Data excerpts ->
####################

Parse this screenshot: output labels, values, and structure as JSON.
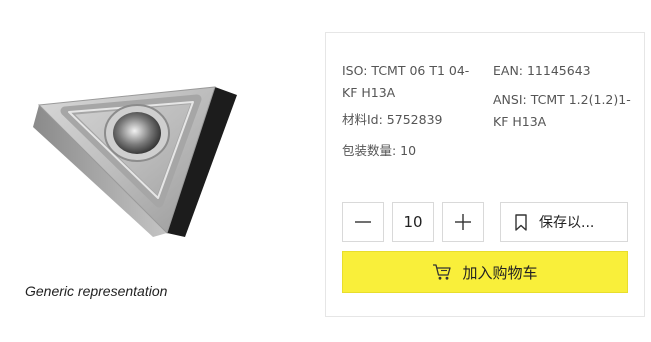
{
  "image": {
    "caption": "Generic representation"
  },
  "specs": {
    "iso": "ISO: TCMT 06 T1 04-KF H13A",
    "ean": "EAN: 11145643",
    "ansi": "ANSI: TCMT 1.2(1.2)1-KF H13A",
    "material_id": "材料Id: 5752839",
    "package_qty": "包装数量: 10"
  },
  "quantity": {
    "value": "10"
  },
  "actions": {
    "save_label": "保存以...",
    "add_to_cart_label": "加入购物车"
  },
  "colors": {
    "cart_button": "#f9ef3a",
    "border": "#d9d9d9"
  },
  "icons": {
    "minus": "minus-icon",
    "plus": "plus-icon",
    "bookmark": "bookmark-icon",
    "cart": "shopping-cart-icon"
  }
}
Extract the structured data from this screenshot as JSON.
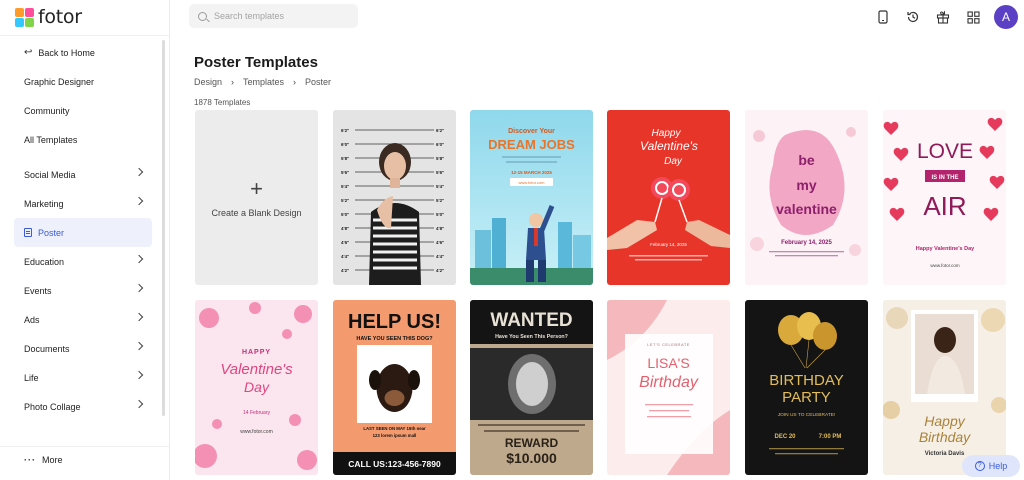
{
  "app": {
    "logo_text": "fotor"
  },
  "search": {
    "placeholder": "Search templates"
  },
  "sidebar": {
    "back": "Back to Home",
    "items": [
      {
        "label": "Graphic Designer"
      },
      {
        "label": "Community"
      },
      {
        "label": "All Templates"
      },
      {
        "label": "Social Media"
      },
      {
        "label": "Marketing"
      },
      {
        "label": "Poster"
      },
      {
        "label": "Education"
      },
      {
        "label": "Events"
      },
      {
        "label": "Ads"
      },
      {
        "label": "Documents"
      },
      {
        "label": "Life"
      },
      {
        "label": "Photo Collage"
      }
    ],
    "more": "More"
  },
  "user": {
    "avatar_initial": "A"
  },
  "main": {
    "title": "Poster Templates",
    "breadcrumb": [
      "Design",
      "Templates",
      "Poster"
    ],
    "count": "1878 Templates",
    "blank_label": "Create a Blank Design",
    "blank_plus": "+"
  },
  "templates": {
    "t1": {
      "marks": [
        "6'2\"",
        "6'0\"",
        "5'8\"",
        "5'6\"",
        "5'4\"",
        "5'2\"",
        "5'0\"",
        "4'8\"",
        "4'6\"",
        "4'4\"",
        "4'2\""
      ]
    },
    "t2": {
      "line1": "Discover Your",
      "line2": "DREAM JOBS",
      "date": "12-15 MARCH 2025",
      "url": "www.fotor.com"
    },
    "t3": {
      "script1": "Happy",
      "script2": "Valentine's",
      "script3": "Day",
      "date": "February 14, 2025"
    },
    "t4": {
      "w1": "be",
      "w2": "my",
      "w3": "valentine",
      "date": "February 14, 2025"
    },
    "t5": {
      "w1": "LOVE",
      "w2": "IS IN THE",
      "w3": "AIR",
      "sub": "Happy Valentine's Day",
      "url": "www.fotor.com"
    },
    "t6": {
      "w1": "HAPPY",
      "w2": "Valentine's",
      "w3": "Day",
      "date": "14 February",
      "url": "www.fotor.com"
    },
    "t7": {
      "title": "HELP US!",
      "sub": "HAVE YOU SEEN THIS DOG?",
      "info1": "LAST SEEN ON MAY 15th near",
      "info2": "123 lorem ipsum mall",
      "call": "CALL US:123-456-7890"
    },
    "t8": {
      "title": "WANTED",
      "sub": "Have You Seen This Person?",
      "reward": "REWARD",
      "amount": "$10.000"
    },
    "t9": {
      "lets": "LET'S CELEBRATE",
      "name": "LISA'S",
      "script": "Birthday"
    },
    "t10": {
      "w1": "BIRTHDAY",
      "w2": "PARTY",
      "sub": "JOIN US TO CELEBRATE!",
      "date": "DEC 20",
      "time": "7:00 PM"
    },
    "t11": {
      "w1": "Happy",
      "w2": "Birthday",
      "name": "Victoria Davis"
    }
  },
  "help": {
    "label": "Help"
  },
  "colors": {
    "accent": "#3b5bdb",
    "avatar": "#5b3fc4"
  }
}
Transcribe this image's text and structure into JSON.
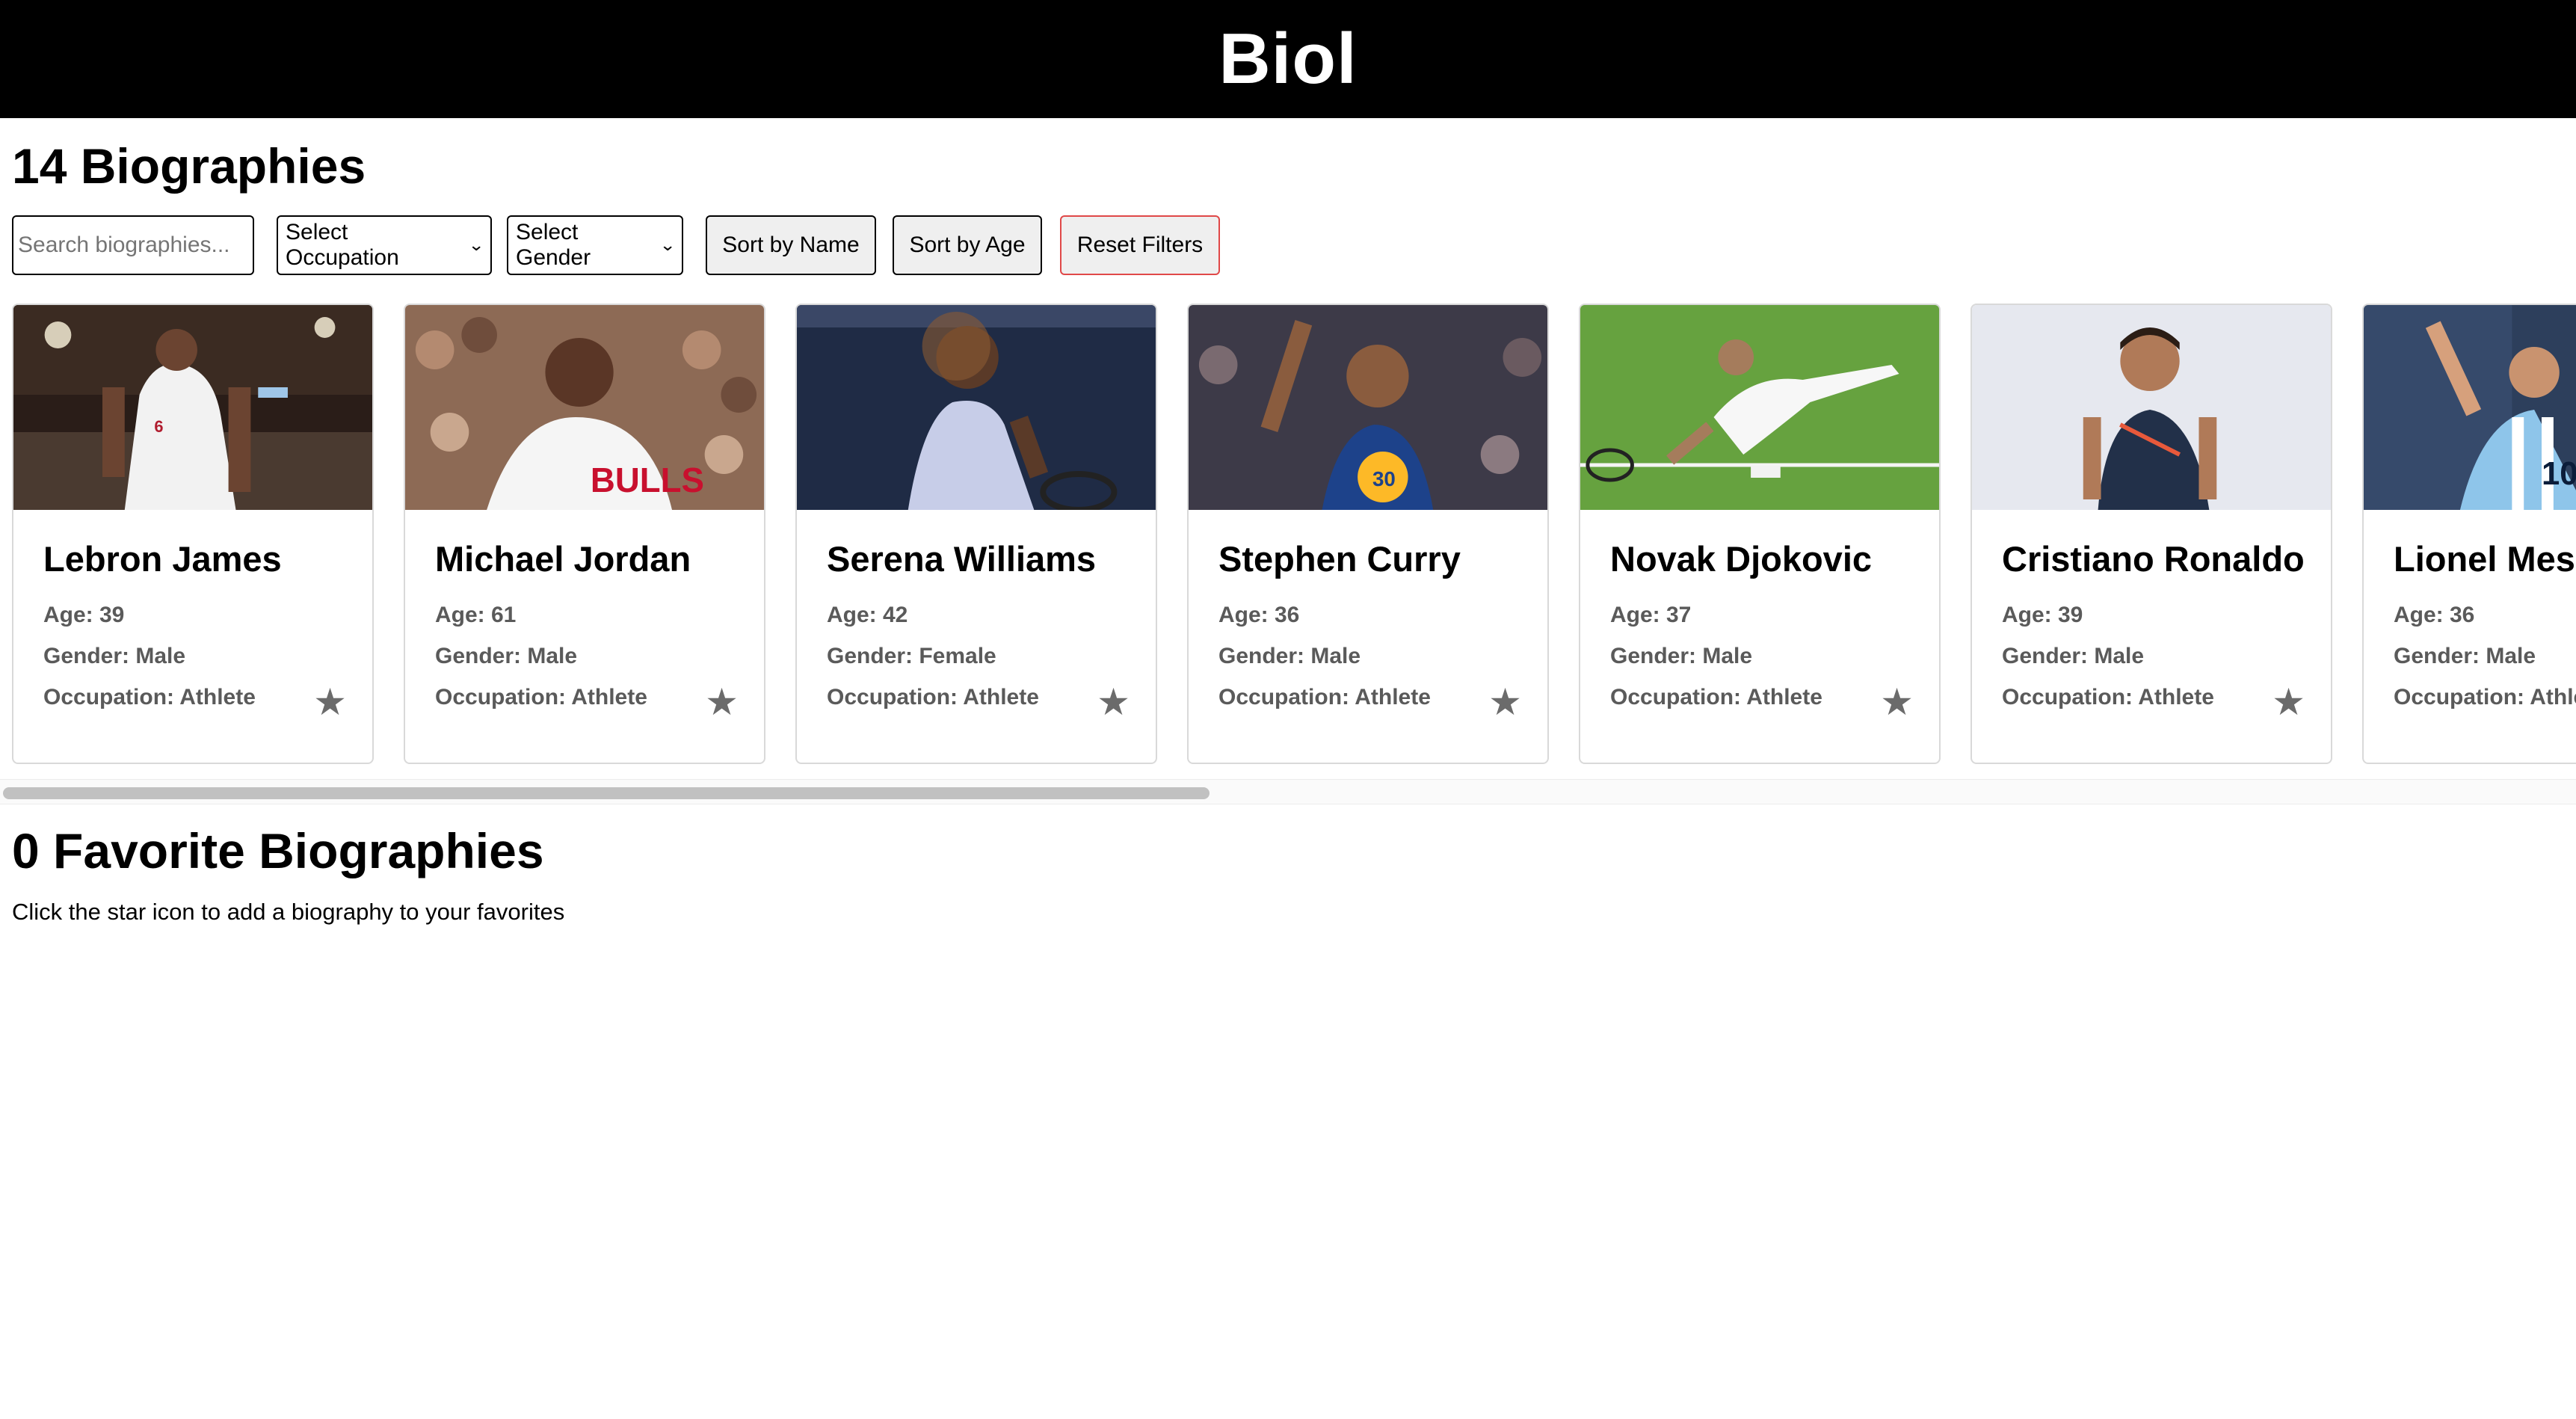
{
  "header": {
    "title": "Biol"
  },
  "biographies": {
    "count_title": "14 Biographies",
    "search_placeholder": "Search biographies...",
    "occupation_select": "Select Occupation",
    "gender_select": "Select Gender",
    "sort_name": "Sort by Name",
    "sort_age": "Sort by Age",
    "reset": "Reset Filters",
    "cards": [
      {
        "name": "Lebron James",
        "age": "Age: 39",
        "gender": "Gender: Male",
        "occupation": "Occupation: Athlete"
      },
      {
        "name": "Michael Jordan",
        "age": "Age: 61",
        "gender": "Gender: Male",
        "occupation": "Occupation: Athlete"
      },
      {
        "name": "Serena Williams",
        "age": "Age: 42",
        "gender": "Gender: Female",
        "occupation": "Occupation: Athlete"
      },
      {
        "name": "Stephen Curry",
        "age": "Age: 36",
        "gender": "Gender: Male",
        "occupation": "Occupation: Athlete"
      },
      {
        "name": "Novak Djokovic",
        "age": "Age: 37",
        "gender": "Gender: Male",
        "occupation": "Occupation: Athlete"
      },
      {
        "name": "Cristiano Ronaldo",
        "age": "Age: 39",
        "gender": "Gender: Male",
        "occupation": "Occupation: Athlete"
      },
      {
        "name": "Lionel Messi",
        "age": "Age: 36",
        "gender": "Gender: Male",
        "occupation": "Occupation: Athlete"
      }
    ]
  },
  "favorites": {
    "title": "0 Favorite Biographies",
    "hint": "Click the star icon to add a biography to your favorites"
  },
  "icons": {
    "favorite": "star-icon",
    "dropdown": "chevron-down-icon"
  },
  "colors": {
    "header_bg": "#000000",
    "reset_border": "#e04848",
    "star": "#6b6b6b"
  }
}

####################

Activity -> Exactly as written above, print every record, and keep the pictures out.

Response box ->
Parse this screenshot: output labels, values, and structure as JSON.
{
  "image": {
    "caption": "Generic representation"
  },
  "specs": {
    "iso": "ISO: TCMT 06 T1 04-KF H13A",
    "ean": "EAN: 11145643",
    "ansi": "ANSI: TCMT 1.2(1.2)1-KF H13A",
    "material_id": "材料Id: 5752839",
    "package_qty": "包装数量: 10"
  },
  "quantity": {
    "value": "10"
  },
  "actions": {
    "save_label": "保存以...",
    "add_to_cart_label": "加入购物车"
  },
  "colors": {
    "cart_button": "#f9ef3a",
    "border": "#d9d9d9"
  },
  "icons": {
    "minus": "minus-icon",
    "plus": "plus-icon",
    "bookmark": "bookmark-icon",
    "cart": "shopping-cart-icon"
  }
}
Extract the structured data from this screenshot as JSON.
{
  "app": {
    "logo_text": "fotor"
  },
  "search": {
    "placeholder": "Search templates"
  },
  "sidebar": {
    "back": "Back to Home",
    "items": [
      {
        "label": "Graphic Designer"
      },
      {
        "label": "Community"
      },
      {
        "label": "All Templates"
      },
      {
        "label": "Social Media"
      },
      {
        "label": "Marketing"
      },
      {
        "label": "Poster"
      },
      {
        "label": "Education"
      },
      {
        "label": "Events"
      },
      {
        "label": "Ads"
      },
      {
        "label": "Documents"
      },
      {
        "label": "Life"
      },
      {
        "label": "Photo Collage"
      }
    ],
    "more": "More"
  },
  "user": {
    "avatar_initial": "A"
  },
  "main": {
    "title": "Poster Templates",
    "breadcrumb": [
      "Design",
      "Templates",
      "Poster"
    ],
    "count": "1878 Templates",
    "blank_label": "Create a Blank Design",
    "blank_plus": "+"
  },
  "templates": {
    "t1": {
      "marks": [
        "6'2\"",
        "6'0\"",
        "5'8\"",
        "5'6\"",
        "5'4\"",
        "5'2\"",
        "5'0\"",
        "4'8\"",
        "4'6\"",
        "4'4\"",
        "4'2\""
      ]
    },
    "t2": {
      "line1": "Discover Your",
      "line2": "DREAM JOBS",
      "date": "12-15 MARCH 2025",
      "url": "www.fotor.com"
    },
    "t3": {
      "script1": "Happy",
      "script2": "Valentine's",
      "script3": "Day",
      "date": "February 14, 2025"
    },
    "t4": {
      "w1": "be",
      "w2": "my",
      "w3": "valentine",
      "date": "February 14, 2025"
    },
    "t5": {
      "w1": "LOVE",
      "w2": "IS IN THE",
      "w3": "AIR",
      "sub": "Happy Valentine's Day",
      "url": "www.fotor.com"
    },
    "t6": {
      "w1": "HAPPY",
      "w2": "Valentine's",
      "w3": "Day",
      "date": "14 February",
      "url": "www.fotor.com"
    },
    "t7": {
      "title": "HELP US!",
      "sub": "HAVE YOU SEEN THIS DOG?",
      "info1": "LAST SEEN ON MAY 15th near",
      "info2": "123 lorem ipsum mall",
      "call": "CALL US:123-456-7890"
    },
    "t8": {
      "title": "WANTED",
      "sub": "Have You Seen This Person?",
      "reward": "REWARD",
      "amount": "$10.000"
    },
    "t9": {
      "lets": "LET'S CELEBRATE",
      "name": "LISA'S",
      "script": "Birthday"
    },
    "t10": {
      "w1": "BIRTHDAY",
      "w2": "PARTY",
      "sub": "JOIN US TO CELEBRATE!",
      "date": "DEC 20",
      "time": "7:00 PM"
    },
    "t11": {
      "w1": "Happy",
      "w2": "Birthday",
      "name": "Victoria Davis"
    }
  },
  "help": {
    "label": "Help"
  },
  "colors": {
    "accent": "#3b5bdb",
    "avatar": "#5b3fc4"
  }
}
Transcribe this image's text and structure into JSON.
{
  "header": {
    "title": "Biol"
  },
  "biographies": {
    "count_title": "14 Biographies",
    "search_placeholder": "Search biographies...",
    "occupation_select": "Select Occupation",
    "gender_select": "Select Gender",
    "sort_name": "Sort by Name",
    "sort_age": "Sort by Age",
    "reset": "Reset Filters",
    "cards": [
      {
        "name": "Lebron James",
        "age": "Age: 39",
        "gender": "Gender: Male",
        "occupation": "Occupation: Athlete"
      },
      {
        "name": "Michael Jordan",
        "age": "Age: 61",
        "gender": "Gender: Male",
        "occupation": "Occupation: Athlete"
      },
      {
        "name": "Serena Williams",
        "age": "Age: 42",
        "gender": "Gender: Female",
        "occupation": "Occupation: Athlete"
      },
      {
        "name": "Stephen Curry",
        "age": "Age: 36",
        "gender": "Gender: Male",
        "occupation": "Occupation: Athlete"
      },
      {
        "name": "Novak Djokovic",
        "age": "Age: 37",
        "gender": "Gender: Male",
        "occupation": "Occupation: Athlete"
      },
      {
        "name": "Cristiano Ronaldo",
        "age": "Age: 39",
        "gender": "Gender: Male",
        "occupation": "Occupation: Athlete"
      },
      {
        "name": "Lionel Messi",
        "age": "Age: 36",
        "gender": "Gender: Male",
        "occupation": "Occupation: Athlete"
      }
    ]
  },
  "favorites": {
    "title": "0 Favorite Biographies",
    "hint": "Click the star icon to add a biography to your favorites"
  },
  "icons": {
    "favorite": "star-icon",
    "dropdown": "chevron-down-icon"
  },
  "colors": {
    "header_bg": "#000000",
    "reset_border": "#e04848",
    "star": "#6b6b6b"
  }
}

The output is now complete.